Spelling variations of the name were very numerous. Nearby Yorkshire lists Symon de Blanchainesop, de Blancaneshop, de Blenkensope about the same time. 
Early History of the Blenkinsopp family
This web page shows only a small excerpt of our Blenkinsopp research. Another 75 words (5 lines of text) are included under the topic Early Blenkinsopp History in all our PDF Extended History products and printed products wherever possible.
Blenkinsopp Spelling Variations
Although the name, Blenkinsopp, appeared in many references, from time to time, the surname was shown with the spellings Blenkinsopp, Blenkinsop, Blinkinsopp, Blinkinsop, Blankensop, Blankensopp, Blinkinsops, Blenkinship, Blenkinshipp, Blenkenship, Blenkenshipp, Blenkinshop, Blenkinshopp and many more.
Early Notables of the Blenkinsopp family (pre 1700)
More information is included under the topic Early Blenkinsopp Notables in all our PDF Extended History products and printed products wherever possible.
Blenkinsopp migration to the United States +
Gradually becoming disenchanted with life in Ireland many of these uprooted families sailed aboard the armada of sailing ships known as the "White Sails" which plied the stormy Atlantic. These overcrowded ships often arrived with only 60 to 70% of their original passenger list, many dying of cholera, typhoid, dysentery or small pox.

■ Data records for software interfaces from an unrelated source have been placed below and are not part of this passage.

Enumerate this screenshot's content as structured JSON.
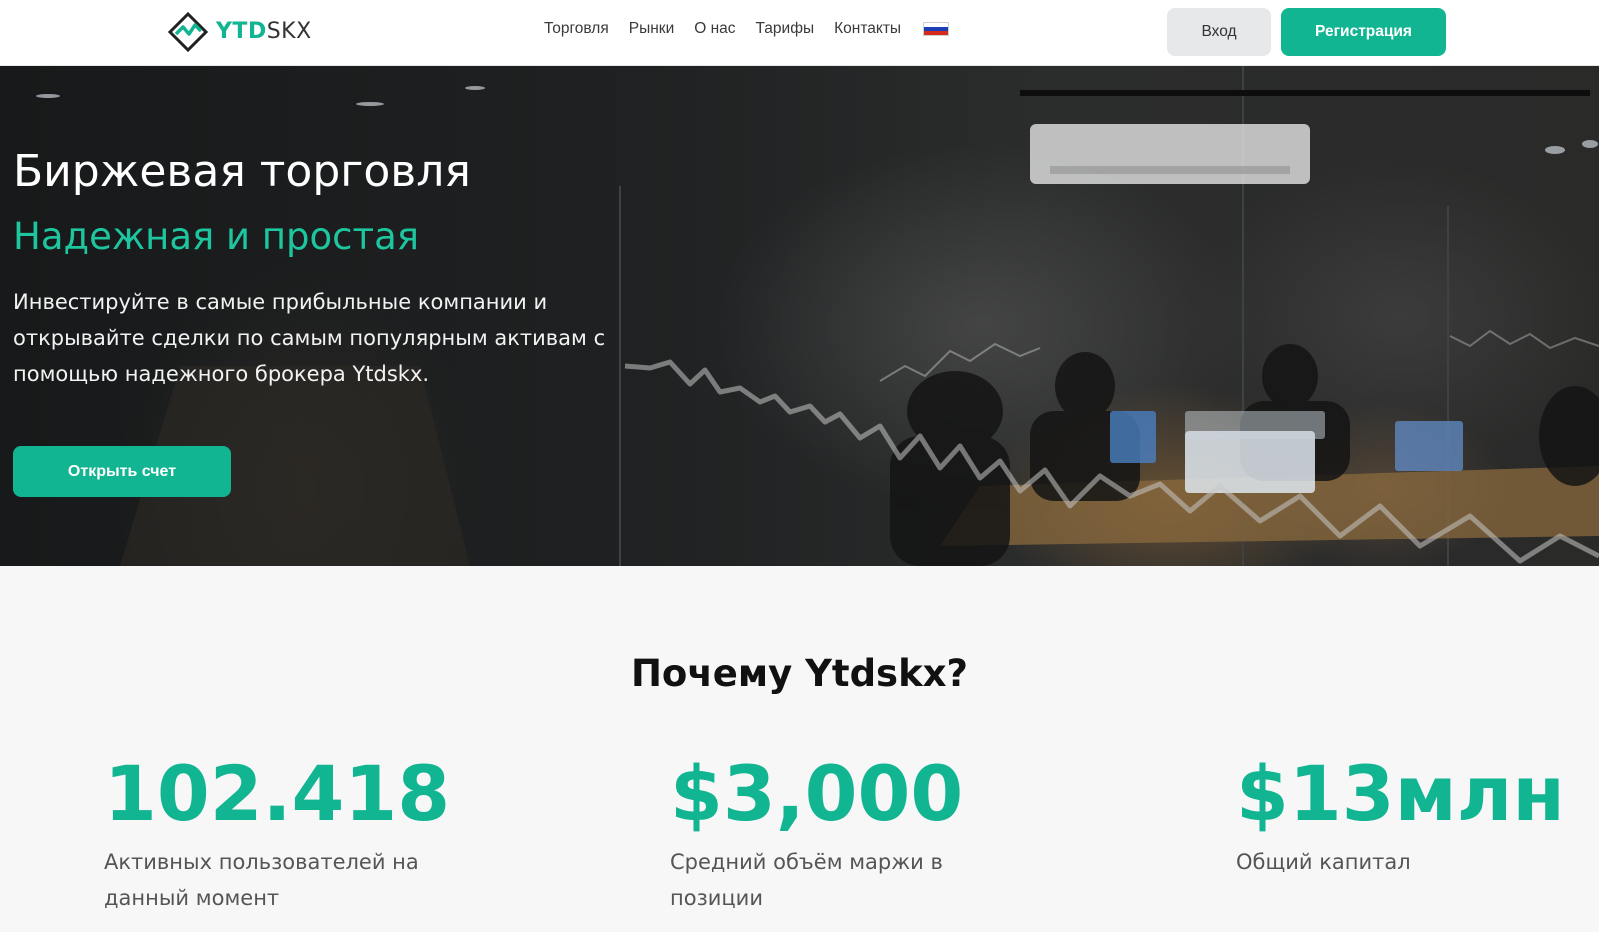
{
  "brand": {
    "part1": "YTD",
    "part2": "SKX",
    "accent": "#12b592"
  },
  "nav": {
    "items": [
      "Торговля",
      "Рынки",
      "О нас",
      "Тарифы",
      "Контакты"
    ],
    "language_icon": "russia-flag-icon"
  },
  "header": {
    "login_label": "Вход",
    "register_label": "Регистрация"
  },
  "hero": {
    "title": "Биржевая торговля",
    "subtitle": "Надежная и простая",
    "description": "Инвестируйте в самые прибыльные компании и открывайте сделки по самым популярным активам с помощью надежного брокера Ytdskx.",
    "cta_label": "Открыть счет"
  },
  "why": {
    "title": "Почему Ytdskx?",
    "stats": [
      {
        "value": "102.418",
        "label": "Активных пользователей на данный момент"
      },
      {
        "value": "$3,000",
        "label": "Средний объём маржи в позиции"
      },
      {
        "value": "$13млн",
        "label": "Общий капитал"
      }
    ]
  }
}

In North America, some of the first immigrants who could be considered kinsmen of the Blenkinsopp family name Blenkinsopp, or who bore a variation of the surname were

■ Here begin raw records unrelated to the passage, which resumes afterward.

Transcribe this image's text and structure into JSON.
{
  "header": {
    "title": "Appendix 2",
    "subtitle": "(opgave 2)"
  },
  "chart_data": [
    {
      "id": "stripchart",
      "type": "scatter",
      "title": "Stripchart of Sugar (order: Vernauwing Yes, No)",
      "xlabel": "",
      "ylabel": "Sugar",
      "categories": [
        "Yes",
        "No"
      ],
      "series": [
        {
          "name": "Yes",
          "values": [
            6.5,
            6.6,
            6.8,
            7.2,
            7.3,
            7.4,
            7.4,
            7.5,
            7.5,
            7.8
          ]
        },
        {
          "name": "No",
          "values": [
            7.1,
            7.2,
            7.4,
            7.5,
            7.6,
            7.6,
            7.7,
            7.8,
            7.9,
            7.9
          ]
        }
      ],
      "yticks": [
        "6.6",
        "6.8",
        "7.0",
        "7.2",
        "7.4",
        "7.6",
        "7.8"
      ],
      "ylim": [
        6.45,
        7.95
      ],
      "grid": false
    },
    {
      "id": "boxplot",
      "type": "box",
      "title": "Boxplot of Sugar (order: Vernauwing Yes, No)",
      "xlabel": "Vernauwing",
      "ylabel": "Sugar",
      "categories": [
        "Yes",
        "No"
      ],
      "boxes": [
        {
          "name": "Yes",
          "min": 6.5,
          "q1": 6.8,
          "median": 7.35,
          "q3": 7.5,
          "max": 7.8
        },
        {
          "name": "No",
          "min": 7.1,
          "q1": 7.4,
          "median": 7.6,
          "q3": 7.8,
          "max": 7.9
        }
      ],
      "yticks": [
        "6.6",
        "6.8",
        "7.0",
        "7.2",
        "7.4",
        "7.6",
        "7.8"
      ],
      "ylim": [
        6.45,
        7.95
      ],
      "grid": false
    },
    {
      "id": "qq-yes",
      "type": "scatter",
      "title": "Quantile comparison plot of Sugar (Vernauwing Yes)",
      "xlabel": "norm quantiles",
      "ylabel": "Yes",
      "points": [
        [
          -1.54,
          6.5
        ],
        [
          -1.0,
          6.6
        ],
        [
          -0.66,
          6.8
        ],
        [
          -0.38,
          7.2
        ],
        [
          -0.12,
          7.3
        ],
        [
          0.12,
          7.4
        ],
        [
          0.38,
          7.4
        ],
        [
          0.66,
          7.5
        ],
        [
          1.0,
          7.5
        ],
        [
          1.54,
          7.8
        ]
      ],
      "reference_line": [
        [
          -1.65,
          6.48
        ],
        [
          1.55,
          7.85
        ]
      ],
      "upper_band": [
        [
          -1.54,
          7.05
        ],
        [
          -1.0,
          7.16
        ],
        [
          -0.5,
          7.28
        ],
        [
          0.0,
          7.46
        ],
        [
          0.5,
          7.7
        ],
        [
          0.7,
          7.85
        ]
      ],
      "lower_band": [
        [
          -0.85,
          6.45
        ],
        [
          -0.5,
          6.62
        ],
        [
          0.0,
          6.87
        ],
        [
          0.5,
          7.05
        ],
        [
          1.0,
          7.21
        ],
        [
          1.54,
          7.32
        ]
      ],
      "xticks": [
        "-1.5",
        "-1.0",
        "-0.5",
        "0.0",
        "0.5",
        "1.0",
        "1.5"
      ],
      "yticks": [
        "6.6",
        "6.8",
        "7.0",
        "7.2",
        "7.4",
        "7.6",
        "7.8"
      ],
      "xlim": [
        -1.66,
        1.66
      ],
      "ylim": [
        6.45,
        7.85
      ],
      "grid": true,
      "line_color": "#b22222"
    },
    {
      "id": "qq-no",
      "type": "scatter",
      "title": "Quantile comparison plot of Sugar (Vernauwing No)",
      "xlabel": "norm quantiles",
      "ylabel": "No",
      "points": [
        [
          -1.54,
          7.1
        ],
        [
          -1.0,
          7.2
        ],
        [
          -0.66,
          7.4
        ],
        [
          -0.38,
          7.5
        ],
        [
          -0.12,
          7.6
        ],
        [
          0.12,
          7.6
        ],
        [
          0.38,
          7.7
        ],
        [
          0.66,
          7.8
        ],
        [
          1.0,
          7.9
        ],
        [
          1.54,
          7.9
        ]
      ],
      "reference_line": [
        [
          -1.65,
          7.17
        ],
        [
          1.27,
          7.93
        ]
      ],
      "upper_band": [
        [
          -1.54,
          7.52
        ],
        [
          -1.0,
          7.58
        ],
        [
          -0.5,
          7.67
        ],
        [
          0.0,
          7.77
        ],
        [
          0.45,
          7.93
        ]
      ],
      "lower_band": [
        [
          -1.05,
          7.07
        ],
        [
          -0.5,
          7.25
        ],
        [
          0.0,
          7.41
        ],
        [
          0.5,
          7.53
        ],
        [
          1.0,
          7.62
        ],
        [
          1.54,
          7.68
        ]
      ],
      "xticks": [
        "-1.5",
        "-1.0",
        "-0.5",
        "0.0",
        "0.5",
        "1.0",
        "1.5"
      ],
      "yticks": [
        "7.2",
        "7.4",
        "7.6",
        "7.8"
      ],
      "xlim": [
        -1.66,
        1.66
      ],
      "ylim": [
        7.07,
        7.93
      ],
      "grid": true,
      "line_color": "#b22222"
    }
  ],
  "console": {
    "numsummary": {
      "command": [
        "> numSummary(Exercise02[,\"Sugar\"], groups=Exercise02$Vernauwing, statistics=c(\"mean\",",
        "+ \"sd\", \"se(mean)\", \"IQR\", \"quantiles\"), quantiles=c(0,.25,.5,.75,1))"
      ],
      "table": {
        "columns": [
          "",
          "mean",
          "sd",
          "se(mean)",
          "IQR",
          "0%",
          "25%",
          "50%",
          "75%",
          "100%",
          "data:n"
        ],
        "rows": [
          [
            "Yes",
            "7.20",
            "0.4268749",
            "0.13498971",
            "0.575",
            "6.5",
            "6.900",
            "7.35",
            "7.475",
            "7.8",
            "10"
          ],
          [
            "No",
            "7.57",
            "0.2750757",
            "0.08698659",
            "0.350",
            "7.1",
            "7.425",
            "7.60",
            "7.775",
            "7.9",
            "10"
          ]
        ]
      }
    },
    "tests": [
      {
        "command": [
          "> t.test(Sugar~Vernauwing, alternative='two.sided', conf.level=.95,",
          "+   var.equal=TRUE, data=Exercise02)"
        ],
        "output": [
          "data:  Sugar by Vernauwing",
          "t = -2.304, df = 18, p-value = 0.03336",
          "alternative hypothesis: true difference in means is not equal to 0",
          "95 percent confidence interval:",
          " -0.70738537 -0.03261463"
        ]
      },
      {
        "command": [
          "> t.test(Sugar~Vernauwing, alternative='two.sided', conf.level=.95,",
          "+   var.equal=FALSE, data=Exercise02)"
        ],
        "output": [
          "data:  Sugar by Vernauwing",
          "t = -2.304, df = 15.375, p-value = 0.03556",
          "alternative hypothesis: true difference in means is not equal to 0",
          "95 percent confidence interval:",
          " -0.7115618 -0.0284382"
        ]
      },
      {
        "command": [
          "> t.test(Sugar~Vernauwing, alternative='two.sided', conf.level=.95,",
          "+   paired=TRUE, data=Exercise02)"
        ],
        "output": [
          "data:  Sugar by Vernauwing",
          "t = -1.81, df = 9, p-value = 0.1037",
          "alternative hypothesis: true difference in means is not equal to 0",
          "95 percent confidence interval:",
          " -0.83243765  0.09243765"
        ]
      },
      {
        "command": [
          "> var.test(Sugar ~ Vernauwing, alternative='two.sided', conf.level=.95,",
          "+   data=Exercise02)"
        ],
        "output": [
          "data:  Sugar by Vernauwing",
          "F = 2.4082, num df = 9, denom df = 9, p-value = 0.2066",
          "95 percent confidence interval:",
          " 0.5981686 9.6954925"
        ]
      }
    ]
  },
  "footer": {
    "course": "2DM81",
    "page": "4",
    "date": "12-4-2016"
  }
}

Blenkinsopp Settlers in United States in the 20th Century
- Andrew Blenkinsopp, aged 36, arrived in New York in 1924 aboard the ship "Laconia" from Liverpool, England 
- Andrew Blenkinsopp, aged 36, arrived in New York in 1924 aboard the ship "Cameronia" from Liverpool, England 
Contemporary Notables of the name Blenkinsopp (post 1700) +
- Tommy Blenkinsopp (1920-2004), English footballer who played for Grimsby Town, Middlesbrough and Barnsley
- Joseph Blenkinsopp (b. 1927), English academic theologian and Old Testament scholar, John A. O'Brien Professor Emeritus of Biblical Studies in the Department of Theology at the University of Notre Dame
Related Stories +
The Blenkinsopp Motto +
The motto was originally a war cry or slogan. Mottoes first began to be shown with arms in the 14th and 15th centuries, but were not in general use until the 17th century. Thus the oldest coats of arms generally do not include a motto. Mottoes seldom form part of the grant of arms: Under most heraldic authorities, a motto is an optional component of the coat of arms, and can be added to or changed at will; many families have chosen not to display a motto.
Motto: Dieu defende le droit
Motto Translation: God defends the right.
- ^ Lewis, Samuel, A Topographical Dictionary of England. Institute of Historical Research, 1848, Print.
- ^ Lower, Mark Anthony, Patronymica Britannica, A Dictionary of Family Names of the United Kingdom. London: John Russel Smith, 1860. Print.
- ^ Hanks, Patricia and Flavia Hodges, A Dictionary of Surnames. Oxford: Oxford University Press, 1988. Print. (ISBN 0-19-211592-8)
- ^ Bardsley, C.W, A Dictionary of English and Welsh Surnames: With Special American Instances. Wiltshire: Heraldry Today, 1901. Print. (ISBN 0-900455-44-6)
- ^ Reaney, P.H and R.M. Wilson, A Dictionary of English Surnames. London: Routledge, 1991. Print. (ISBN 0-415-05737-X)
- ^ "New York Passenger Arrival Lists (Ellis Island), 1892-1924," database, FamilySearch (https://familysearch.org/ark:/61903/1:1:JN4R-1JW : 6 December 2014), Andrew Blenkinsopp, 03 Aug 1924; citing departure port Liverpool, arrival port New York, ship name Laconia, NARA microfilm publication T715 and M237 (Washington D.C.: National Archives and Records Administration, n.d.).
- ^ "New York Passenger Arrival Lists (Ellis Island), 1892-1924," database, FamilySearch (https://familysearch.org/ark:/61903/1:1:JN8D-43Y : 6 December 2014), Andrew Blenkinsopp, 08 Apr 1924; citing departure port Liverpool, arrival port New York, ship name Cameronia, NARA microfilm publication T715 and M237 (Washington D.C.: National Archives and Records Administration, n.d.).